Don Antonio follows the Knight of the White Moon to his hotel room to find out his true identity. The Knight tells him that he is the student Sansón Carrasco, and he has tricked Quixote into returning to the village so that he might regain his sanity. Don Antonio scolds the student for trying to cure such a wonderful madness, and predicts that no cure is possible. Meanwhile, Don Quixote stays in bed for six days, bruised and depressed. Don Antonio announces that the renegade has returned with Don Gaspar; the news only make Quixote sad, because it means he won’t get to rescue the boy himself.

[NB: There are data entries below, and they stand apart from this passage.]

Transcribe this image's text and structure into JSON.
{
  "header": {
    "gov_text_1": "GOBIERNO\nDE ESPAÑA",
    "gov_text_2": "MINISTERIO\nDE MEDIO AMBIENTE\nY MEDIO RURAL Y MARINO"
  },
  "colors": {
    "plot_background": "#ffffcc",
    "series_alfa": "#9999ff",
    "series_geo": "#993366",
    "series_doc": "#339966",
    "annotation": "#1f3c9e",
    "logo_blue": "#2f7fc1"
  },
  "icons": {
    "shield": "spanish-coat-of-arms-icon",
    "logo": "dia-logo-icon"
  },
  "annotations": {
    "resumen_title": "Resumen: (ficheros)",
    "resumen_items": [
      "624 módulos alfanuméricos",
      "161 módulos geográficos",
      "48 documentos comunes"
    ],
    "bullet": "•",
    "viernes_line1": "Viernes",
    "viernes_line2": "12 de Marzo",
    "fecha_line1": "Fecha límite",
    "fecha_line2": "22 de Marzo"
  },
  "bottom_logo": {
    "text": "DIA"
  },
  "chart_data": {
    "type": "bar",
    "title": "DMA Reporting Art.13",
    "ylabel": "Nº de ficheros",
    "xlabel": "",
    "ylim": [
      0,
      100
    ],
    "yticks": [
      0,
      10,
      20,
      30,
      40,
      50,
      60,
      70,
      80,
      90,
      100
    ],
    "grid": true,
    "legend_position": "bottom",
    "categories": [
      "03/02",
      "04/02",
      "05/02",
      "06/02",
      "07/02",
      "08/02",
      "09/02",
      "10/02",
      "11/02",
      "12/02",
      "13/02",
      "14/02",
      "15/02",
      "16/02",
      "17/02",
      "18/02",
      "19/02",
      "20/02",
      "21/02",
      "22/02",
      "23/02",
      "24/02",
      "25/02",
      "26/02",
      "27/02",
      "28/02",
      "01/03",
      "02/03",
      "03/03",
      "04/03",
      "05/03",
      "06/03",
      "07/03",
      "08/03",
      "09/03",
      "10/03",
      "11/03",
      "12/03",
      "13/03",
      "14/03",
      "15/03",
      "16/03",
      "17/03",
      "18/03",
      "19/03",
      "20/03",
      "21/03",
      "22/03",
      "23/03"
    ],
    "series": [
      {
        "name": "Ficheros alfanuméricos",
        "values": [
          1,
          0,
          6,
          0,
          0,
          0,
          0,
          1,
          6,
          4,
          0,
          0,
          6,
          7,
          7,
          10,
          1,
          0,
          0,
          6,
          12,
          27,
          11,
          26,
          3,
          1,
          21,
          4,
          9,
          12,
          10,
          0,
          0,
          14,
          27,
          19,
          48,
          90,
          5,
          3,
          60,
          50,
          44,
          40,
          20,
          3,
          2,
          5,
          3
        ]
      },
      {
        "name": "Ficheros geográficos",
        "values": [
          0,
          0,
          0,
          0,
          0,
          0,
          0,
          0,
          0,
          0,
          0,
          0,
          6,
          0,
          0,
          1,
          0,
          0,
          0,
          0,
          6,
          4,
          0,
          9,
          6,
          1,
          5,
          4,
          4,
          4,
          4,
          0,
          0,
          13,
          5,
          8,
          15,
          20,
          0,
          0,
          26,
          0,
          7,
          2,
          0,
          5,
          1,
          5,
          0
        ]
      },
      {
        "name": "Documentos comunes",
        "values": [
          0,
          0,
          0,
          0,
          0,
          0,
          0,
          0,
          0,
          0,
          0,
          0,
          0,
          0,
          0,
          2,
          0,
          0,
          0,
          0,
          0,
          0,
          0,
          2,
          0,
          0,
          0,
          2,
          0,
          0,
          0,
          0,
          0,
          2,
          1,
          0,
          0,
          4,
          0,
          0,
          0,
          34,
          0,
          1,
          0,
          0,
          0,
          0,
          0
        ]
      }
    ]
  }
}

We have compared Don Antonio’s trickery to that of the Duke and Duchess. But it seems that his attitude toward Quixote’s fantasies is quite different, and more respectful; although he considers his fantasies a kind of madness, it is a wonderful madness. In this, he resembles the poet Don Lorenzo. He brings up a familiar question: what is Quixote’s madness? It is a certain kind of personhood, or is it an incurable illness?

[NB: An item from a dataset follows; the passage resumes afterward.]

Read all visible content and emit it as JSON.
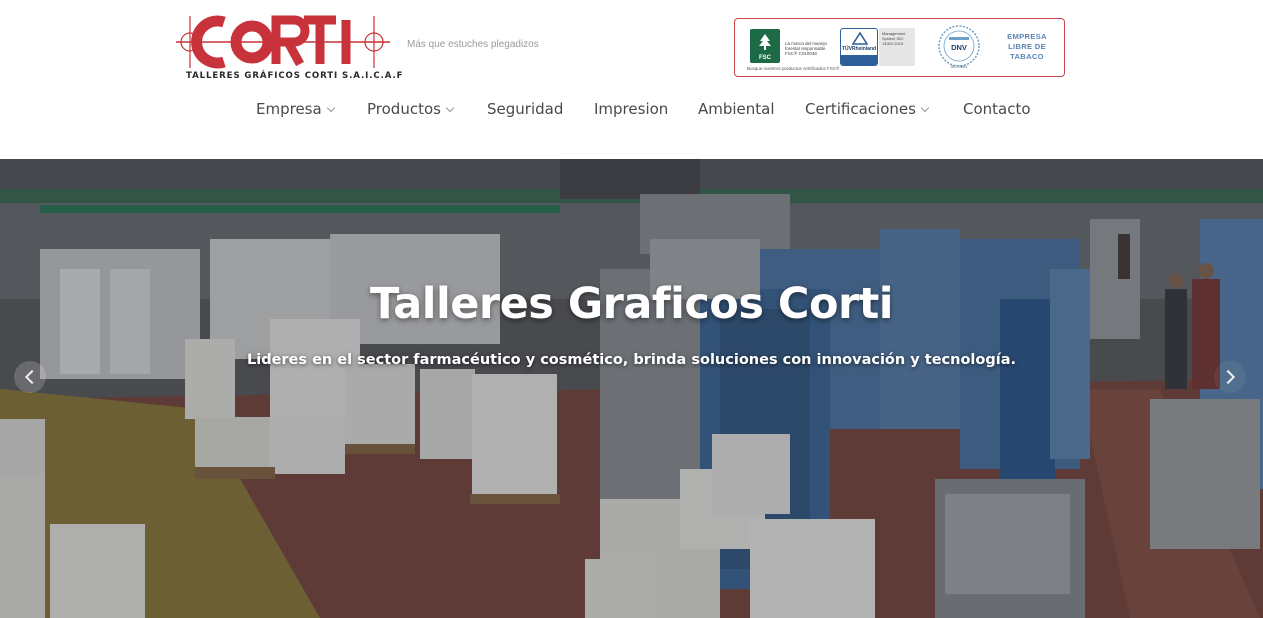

Don Gaspar joyfully reunites with Ana Félix. Don Antonio offers to pull some strings and obtain permission for Ana and Ricote to stay in Spain, but Ricote declines the favor, explaining that the King of Spain was right to cleanse the country so completely. In a few days Sancho and Quixote leave Barcelona and begin travelling back to their village.
Once again, Cervantes makes a Morisco support the Expulsion of the Moriscos – a puzzling and paradoxical move. Through Ricote, Cervantes acknowledges that the brutal expulsion did serve to protect Spain from a real threat of internal enemies.